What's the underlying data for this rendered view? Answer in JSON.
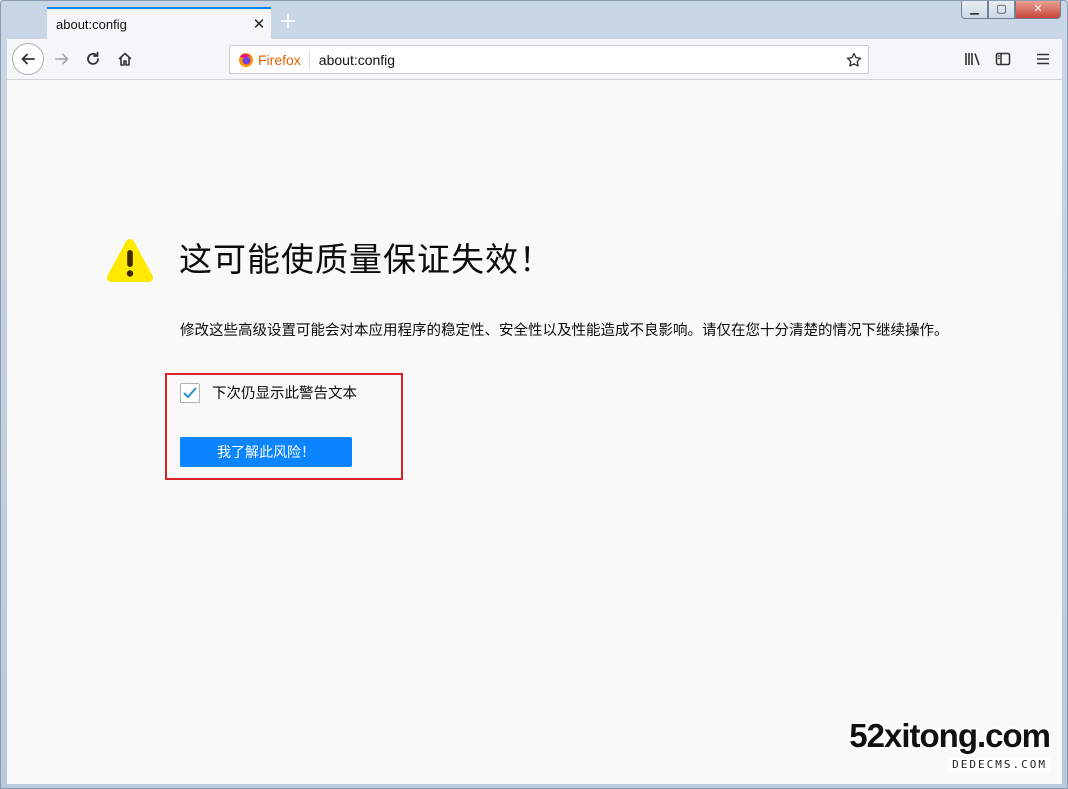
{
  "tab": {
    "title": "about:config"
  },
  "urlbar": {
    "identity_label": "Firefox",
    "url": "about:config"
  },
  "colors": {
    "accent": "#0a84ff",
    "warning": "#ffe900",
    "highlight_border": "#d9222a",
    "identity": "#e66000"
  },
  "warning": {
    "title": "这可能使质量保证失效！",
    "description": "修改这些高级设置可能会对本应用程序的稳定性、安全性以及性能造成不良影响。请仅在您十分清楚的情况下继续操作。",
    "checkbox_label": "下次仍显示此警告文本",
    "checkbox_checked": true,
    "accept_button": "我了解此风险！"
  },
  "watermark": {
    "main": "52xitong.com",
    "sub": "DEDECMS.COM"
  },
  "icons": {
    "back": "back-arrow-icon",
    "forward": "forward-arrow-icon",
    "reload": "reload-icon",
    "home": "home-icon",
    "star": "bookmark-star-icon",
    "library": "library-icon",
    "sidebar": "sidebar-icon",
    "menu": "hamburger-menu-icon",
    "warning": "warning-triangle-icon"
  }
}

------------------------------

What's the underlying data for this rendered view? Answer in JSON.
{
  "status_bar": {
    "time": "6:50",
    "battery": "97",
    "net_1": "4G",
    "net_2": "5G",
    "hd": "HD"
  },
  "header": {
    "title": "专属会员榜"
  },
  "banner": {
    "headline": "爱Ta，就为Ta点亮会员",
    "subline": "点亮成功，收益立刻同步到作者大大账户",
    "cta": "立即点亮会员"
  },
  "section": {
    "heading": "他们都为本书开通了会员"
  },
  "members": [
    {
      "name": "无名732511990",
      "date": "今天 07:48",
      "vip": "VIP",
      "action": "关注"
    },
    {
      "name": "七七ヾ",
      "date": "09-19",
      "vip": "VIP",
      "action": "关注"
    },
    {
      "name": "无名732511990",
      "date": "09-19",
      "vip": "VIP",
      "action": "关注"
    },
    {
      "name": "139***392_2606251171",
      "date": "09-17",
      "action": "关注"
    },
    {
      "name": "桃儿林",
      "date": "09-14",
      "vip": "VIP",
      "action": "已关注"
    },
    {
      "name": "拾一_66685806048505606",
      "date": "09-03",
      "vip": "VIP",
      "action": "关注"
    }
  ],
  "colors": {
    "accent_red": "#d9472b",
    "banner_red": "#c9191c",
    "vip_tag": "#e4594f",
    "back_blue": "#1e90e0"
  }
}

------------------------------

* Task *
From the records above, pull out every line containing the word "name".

* Solution to this problem *
      "name": "无名732511990",
      "name": "七七ヾ",
      "name": "无名732511990",
      "name": "139***392_2606251171",
      "name": "桃儿林",
      "name": "拾一_66685806048505606",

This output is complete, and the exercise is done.